Former Tesla employee Gore to lead U.S. zero emission advocacy group

Former Tesla employee Gore to lead U.S. zero emission advocacy group
© Reuters.

By David Shepardson

WASHINGTON (Reuters) – Albert Gore III, a former Tesla (NASDAQ:TSLA) public policy employee, has been named executive director of the Zero Emission Transportation Association (ZETA), the Washington-based group said on Wednesday.

Congress in 2021 approved $5 billion for EV charging stations and in August passed new electric vehicle tax credits.

“Lots of work ahead, starting with implementation of the National Electric Vehicle Infrastructure Program and new industrial policies in the Inflation Reduction Act,” said Gore in a LinkedIn post.

He is the son of the former vice president and co-winner of the 2007 Nobel Peace Prize for his climate campaigning.

Gore worked for Tesla for nearly seven years in public policy and business development.

ZETA members include Tesla, Lucid Motors, Rivian, LG, Alphabet (NASDAQ:GOOGL)’s Waymo, Uber (NYSE:UBER), Panasonic (OTC:PCRFY) and Albemarle (NYSE:ALB).

President Joe Biden wants 50% of new U.S. vehicles to be electric or plug-in electric hybrid by 2030.

The $430 billion Inflation Reduction Act (IRA) passed in August revised EV tax credit rules, ending $7,500 consumer tax credits for purchases of EVs assembled outside North America, angering South Korea, the European Union, Japan and others.

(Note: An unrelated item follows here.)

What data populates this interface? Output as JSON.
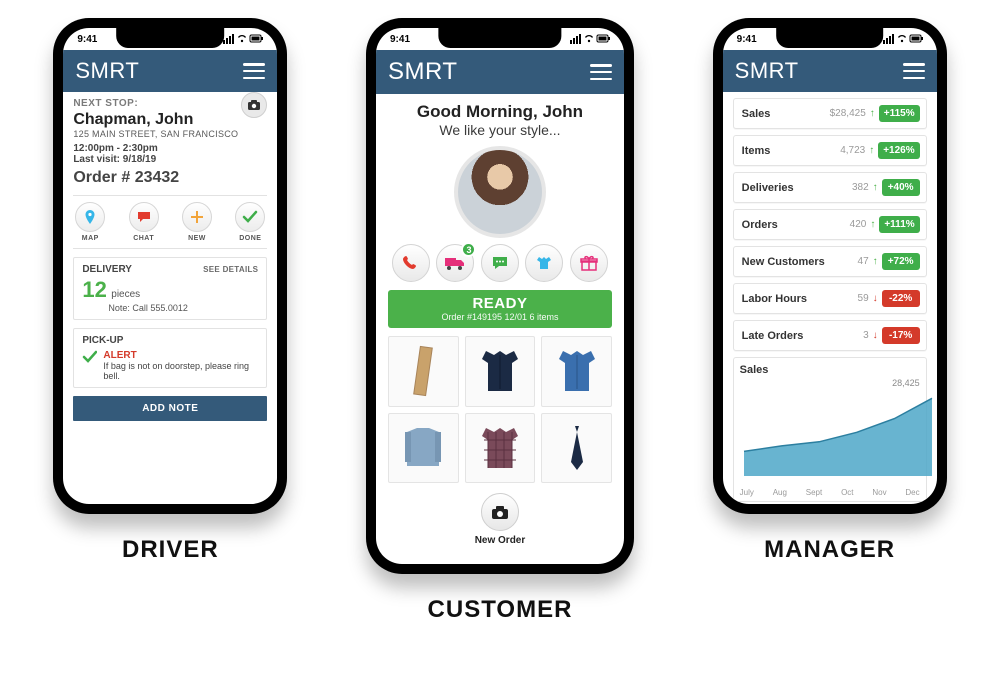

Joe Britton, ZETA’s previous executive director, said “much of the conversation around EVs over the next few years will focus on implementation and deployment” after congressional action.

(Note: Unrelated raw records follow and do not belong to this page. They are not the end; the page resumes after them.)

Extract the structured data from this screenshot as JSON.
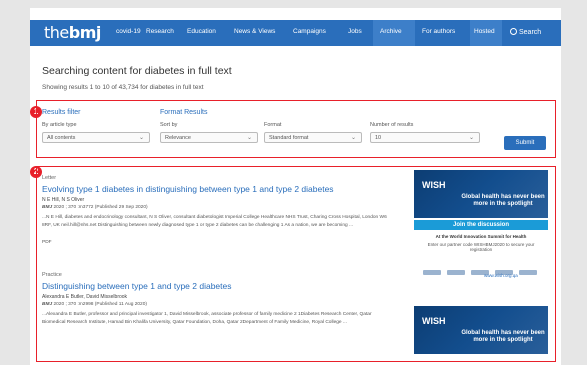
{
  "nav": {
    "logo_thin": "the",
    "logo_bold": "bmj",
    "items": [
      "covid-19",
      "Research",
      "Education",
      "News & Views",
      "Campaigns",
      "Jobs",
      "Archive",
      "For authors",
      "Hosted"
    ],
    "search": "Search"
  },
  "heading": "Searching content for diabetes in full text",
  "subline": "Showing results 1 to 10 of 43,734 for diabetes in full text",
  "filter": {
    "badge": "1",
    "title_filter": "Results filter",
    "title_format": "Format Results",
    "label_type": "By article type",
    "value_type": "All contents",
    "label_sort": "Sort by",
    "value_sort": "Relevance",
    "label_format": "Format",
    "value_format": "Standard format",
    "label_num": "Number of results",
    "value_num": "10",
    "submit": "Submit"
  },
  "results": {
    "badge": "2",
    "items": [
      {
        "type": "Letter",
        "title": "Evolving type 1 diabetes in distinguishing between type 1 and type 2 diabetes",
        "authors": "N E Hill, N S Oliver",
        "journal": "BMJ",
        "meta": " 2020 ; 370 :m3772 (Published 29 Sep 2020)",
        "snippet": "...N E Hill, diabetes and endocrinology consultant, N S Oliver, consultant diabetologist Imperial College Healthcare NHS Trust, Charing Cross Hospital, London W6 8RF, UK neil.hill@nhs.net Distinguishing between newly diagnosed type 1 or type 2 diabetes can be challenging 1 As a nation, we are becoming ...",
        "pdf": "PDF"
      },
      {
        "type": "Practice",
        "title": "Distinguishing between type 1 and type 2 diabetes",
        "authors": "Alexandra E Butler, David Misselbrook",
        "journal": "BMJ",
        "meta": " 2020 ; 370 :m2998 (Published 11 Aug 2020)",
        "snippet": "...Alexandra E Butler, professor and principal investigator 1, David Misselbrook, associate professor of family medicine 2 1Diabetes Research Center, Qatar Biomedical Research Institute, Hamad Bin Khalifa University, Qatar Foundation, Doha, Qatar 2Department of Family Medicine, Royal College ..."
      }
    ]
  },
  "ad": {
    "wish": "WISH",
    "headline": "Global health has never been more in the spotlight",
    "join": "Join the discussion",
    "summit": "At the World Innovation Summit for Health",
    "small": "Enter our partner code WISHBMJ2020 to secure your registration",
    "url": "www.wish.org.qa"
  }
}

Last week, the U.S. Treasury Department said EVs leased by consumers can qualify for up to $7,500 in commercial clean vehicle tax credits, a decision making those assembled outside North America eligible.

The law also restricts battery minerals and component sourcing, sets income and price caps for qualifying vehicles and seeks to phase out Chinese battery minerals or components. The commercial credit does not have restrictions imposed on the consumer credit.

The IRA lifts the 200,000-vehicle per manufacturer cap that had made Tesla and General Motors (NYSE:GM) ineligible for EV tax credits.

Source: Reuters